What you are asked to do ->
Find each line in the records below that contains the word "Build", and copy it out.

Given data ->
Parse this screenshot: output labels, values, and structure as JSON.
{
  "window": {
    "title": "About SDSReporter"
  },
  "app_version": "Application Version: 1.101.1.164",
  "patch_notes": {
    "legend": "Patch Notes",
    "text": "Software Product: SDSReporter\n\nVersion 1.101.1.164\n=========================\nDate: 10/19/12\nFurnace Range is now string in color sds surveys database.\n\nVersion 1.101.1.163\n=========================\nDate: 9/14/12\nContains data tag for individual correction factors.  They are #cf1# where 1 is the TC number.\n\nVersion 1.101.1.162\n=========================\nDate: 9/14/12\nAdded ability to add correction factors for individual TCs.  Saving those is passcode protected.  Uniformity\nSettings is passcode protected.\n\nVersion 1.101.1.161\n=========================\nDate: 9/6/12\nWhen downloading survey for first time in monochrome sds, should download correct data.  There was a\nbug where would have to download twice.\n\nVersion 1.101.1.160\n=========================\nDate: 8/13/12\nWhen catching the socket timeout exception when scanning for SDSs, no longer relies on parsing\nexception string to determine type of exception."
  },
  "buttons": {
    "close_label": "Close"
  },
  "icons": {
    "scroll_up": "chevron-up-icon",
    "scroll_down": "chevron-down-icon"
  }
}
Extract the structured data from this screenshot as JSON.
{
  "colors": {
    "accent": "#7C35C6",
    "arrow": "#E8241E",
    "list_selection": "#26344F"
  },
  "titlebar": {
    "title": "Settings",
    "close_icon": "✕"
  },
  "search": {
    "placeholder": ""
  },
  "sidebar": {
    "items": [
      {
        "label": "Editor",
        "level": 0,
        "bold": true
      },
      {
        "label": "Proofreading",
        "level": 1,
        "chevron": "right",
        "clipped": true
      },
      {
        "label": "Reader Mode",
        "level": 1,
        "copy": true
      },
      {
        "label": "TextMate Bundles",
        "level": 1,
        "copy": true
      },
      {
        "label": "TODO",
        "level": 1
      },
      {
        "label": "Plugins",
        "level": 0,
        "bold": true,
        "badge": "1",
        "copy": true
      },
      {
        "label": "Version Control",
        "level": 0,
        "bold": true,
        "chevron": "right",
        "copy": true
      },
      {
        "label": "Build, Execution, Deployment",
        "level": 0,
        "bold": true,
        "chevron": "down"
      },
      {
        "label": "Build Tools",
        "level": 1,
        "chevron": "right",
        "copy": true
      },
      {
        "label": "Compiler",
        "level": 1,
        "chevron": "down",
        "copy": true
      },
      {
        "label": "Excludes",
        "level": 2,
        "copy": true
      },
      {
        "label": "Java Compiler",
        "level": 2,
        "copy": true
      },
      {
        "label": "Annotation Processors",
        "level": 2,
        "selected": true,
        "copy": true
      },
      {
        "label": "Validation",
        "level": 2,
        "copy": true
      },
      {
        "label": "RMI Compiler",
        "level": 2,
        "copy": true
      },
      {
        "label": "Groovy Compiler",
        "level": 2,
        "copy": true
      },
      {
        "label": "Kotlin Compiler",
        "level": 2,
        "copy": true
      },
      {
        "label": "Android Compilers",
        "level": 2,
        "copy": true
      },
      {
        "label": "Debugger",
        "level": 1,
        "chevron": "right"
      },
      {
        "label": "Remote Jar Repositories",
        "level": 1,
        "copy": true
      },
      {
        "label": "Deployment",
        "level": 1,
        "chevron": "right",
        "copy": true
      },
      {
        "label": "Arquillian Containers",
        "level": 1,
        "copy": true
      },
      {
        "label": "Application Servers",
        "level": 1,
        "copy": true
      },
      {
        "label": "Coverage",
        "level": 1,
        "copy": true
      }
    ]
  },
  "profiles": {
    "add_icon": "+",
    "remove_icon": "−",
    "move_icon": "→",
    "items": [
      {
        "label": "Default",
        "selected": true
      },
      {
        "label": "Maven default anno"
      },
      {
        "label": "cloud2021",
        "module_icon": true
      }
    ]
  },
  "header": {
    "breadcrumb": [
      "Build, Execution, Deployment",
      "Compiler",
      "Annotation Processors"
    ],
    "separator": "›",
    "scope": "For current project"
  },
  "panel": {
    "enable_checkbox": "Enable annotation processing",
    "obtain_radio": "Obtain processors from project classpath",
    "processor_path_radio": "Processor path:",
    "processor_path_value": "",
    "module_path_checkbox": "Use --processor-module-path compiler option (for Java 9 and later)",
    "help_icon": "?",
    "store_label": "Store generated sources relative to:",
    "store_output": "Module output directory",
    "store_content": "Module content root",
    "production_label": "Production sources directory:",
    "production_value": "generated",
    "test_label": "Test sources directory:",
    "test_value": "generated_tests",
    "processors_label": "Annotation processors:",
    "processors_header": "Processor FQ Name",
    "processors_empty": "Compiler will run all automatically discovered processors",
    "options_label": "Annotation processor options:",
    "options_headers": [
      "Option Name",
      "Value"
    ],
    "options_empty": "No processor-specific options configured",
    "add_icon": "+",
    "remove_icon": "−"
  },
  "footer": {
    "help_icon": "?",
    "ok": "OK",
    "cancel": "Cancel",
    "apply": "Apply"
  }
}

Result for this task ->
        "label": "Build, Execution, Deployment",
        "label": "Build Tools",
      "Build, Execution, Deployment",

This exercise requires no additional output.